● **WHAT YOU ARE ASKED TO DO**: Which lines below hold the word "blackGallery"? Copy all of them.
BEGIN DATA UNDER STUDY
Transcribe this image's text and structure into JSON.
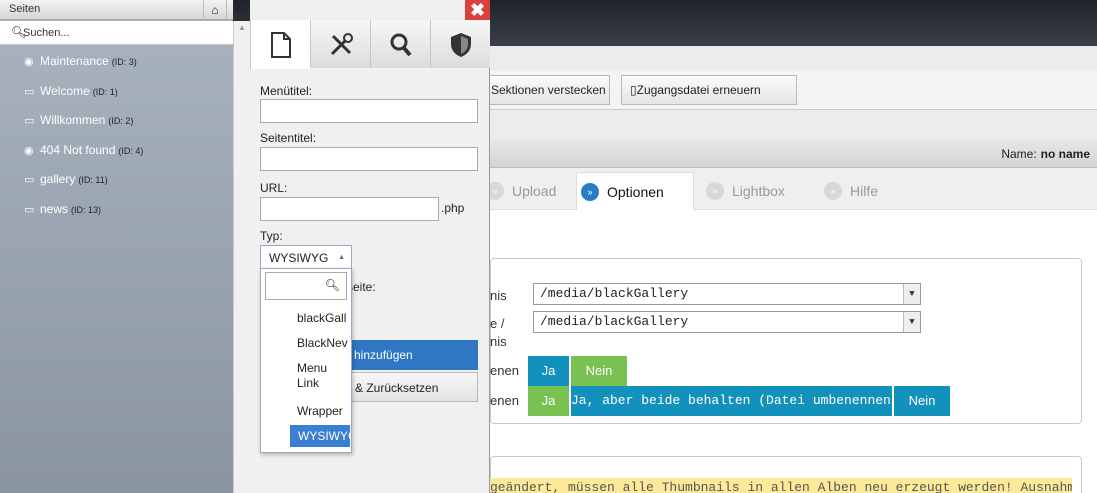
{
  "sidebar": {
    "title": "Seiten",
    "search_placeholder": "Suchen...",
    "pages": [
      {
        "name": "Maintenance",
        "id": "(ID: 3)",
        "icon": "eye-icon"
      },
      {
        "name": "Welcome",
        "id": "(ID: 1)",
        "icon": "monitor-icon"
      },
      {
        "name": "Willkommen",
        "id": "(ID: 2)",
        "icon": "monitor-icon"
      },
      {
        "name": "404 Not found",
        "id": "(ID: 4)",
        "icon": "eye-icon"
      },
      {
        "name": "gallery",
        "id": "(ID: 11)",
        "icon": "monitor-icon"
      },
      {
        "name": "news",
        "id": "(ID: 13)",
        "icon": "monitor-icon"
      }
    ]
  },
  "panel": {
    "tabs": [
      "page-icon",
      "tools-icon",
      "search-icon",
      "shield-icon"
    ],
    "menutitel_label": "Menütitel:",
    "seitentitel_label": "Seitentitel:",
    "url_label": "URL:",
    "url_suffix": ".php",
    "typ_label": "Typ:",
    "typ_value": "WYSIWYG",
    "startseite_label": "seite:",
    "add_button": "e hinzufügen",
    "reset_button": "o & Zurücksetzen",
    "options": [
      "blackGall",
      "BlackNev",
      "Menu Link",
      "Wrapper",
      "WYSIWYG"
    ]
  },
  "toolbar": {
    "hide_sections": "Sektionen verstecken",
    "renew_access": "Zugangsdatei erneuern"
  },
  "namebar": {
    "label": "Name:",
    "value": "no name"
  },
  "tabs": [
    {
      "label": "Upload",
      "active": false
    },
    {
      "label": "Optionen",
      "active": true
    },
    {
      "label": "Lightbox",
      "active": false
    },
    {
      "label": "Hilfe",
      "active": false
    }
  ],
  "options_form": {
    "row1_label": "nis",
    "row1_value": "/media/blackGallery",
    "row2_label_a": "e /",
    "row2_label_b": "nis",
    "row2_value": "/media/blackGallery",
    "row3_label": "enen",
    "row3_ja": "Ja",
    "row3_nein": "Nein",
    "row4_label": "enen",
    "row4_ja": "Ja",
    "row4_both": "Ja, aber beide behalten (Datei umbenennen)",
    "row4_nein": "Nein"
  },
  "notice": "geändert, müssen alle Thumbnails in allen Alben neu erzeugt werden! Ausnahme:",
  "colors": {
    "accent_blue": "#1391bd",
    "accent_green": "#78c152",
    "close_red": "#d9413c",
    "notice_yellow": "#fde99a"
  }
}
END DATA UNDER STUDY
● **EXERCISE RESULT**:
    "row1_value": "/media/blackGallery",
    "row2_value": "/media/blackGallery",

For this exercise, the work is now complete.